observer and consultant with respect to elections held in the former Soviet
Union, Benin, Senegal, Mexico, the Dominican Republic, Cambodia and Bangladesh.
Mr. Noble also currently teaches Campaign Finance Law at George
Washington University Law School.
is a resident scholar at the American Enterprise Institute. He
also serves as an election analyst for CBS News. In addition,
Mr. Ornstein writes a column called "Congress Inside Out" for
Roll Call newspaper. He is co-directing the AEI/Brookings Election
Reform Project, working to make our election system work better.
Ornstein frequently appears on news programs such as Nightline,
Today, Face the Nation, and The NewsHour with Jim Lehrer. At the

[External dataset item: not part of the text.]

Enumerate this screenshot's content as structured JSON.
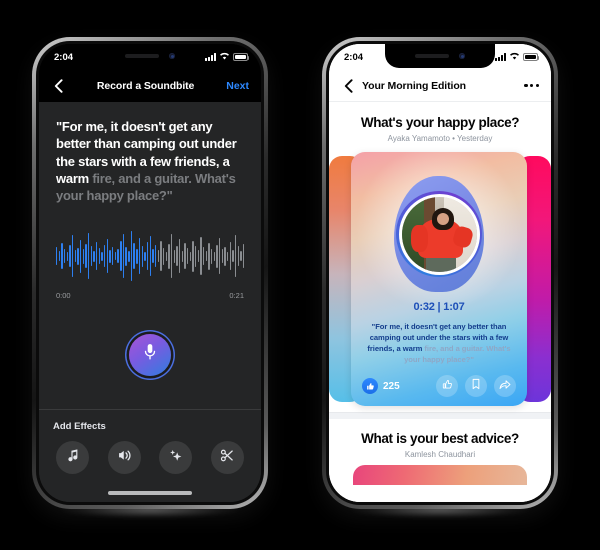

NewsHour's thirtieth anniversary celebration, he was recognized
as the most frequent guest on the show since its inception.
Ornstein writes frequently for the New York Times, Washington Post,
and other major newspapers and magazines. His books include Debt and
Taxes: How America Got Into Its Budget Mess, and What to Do about
with John H. Makin; Intensive Care: How Congress Shapes Health Policy,
with Thomas E. Mann, and The Broken Branch: How Congress is Failing
America and How to Get it Back on Track, which was named one of the
best books of 2006 by both The Washington Post and the St Louis
Since 1980 Michael
Schudson has taught communication at the University of California,
San Diego and since 2005 has also been Professor of Communication
at the Graduate School of Journalism, Columbia University. Schudson received
a B.A. from Swarthmore College and M.A. and Ph.D. from Harvard
in sociology. He taught at the University of Chicago before joining the
faculty in San Diego.
He is the author of six books
concerning the history and sociology of the American news media,
advertising, popular culture, Watergate, and cultural memory. Most recently,
he has written a re-interpretation of the development of public life and
civic participation in the United States from colonial days to
the present, The Good Citizen: A History of American Civic Life (1998
Free Press) and a brief introduction to the study of news, The Sociology
of News (W W Norton, 2003).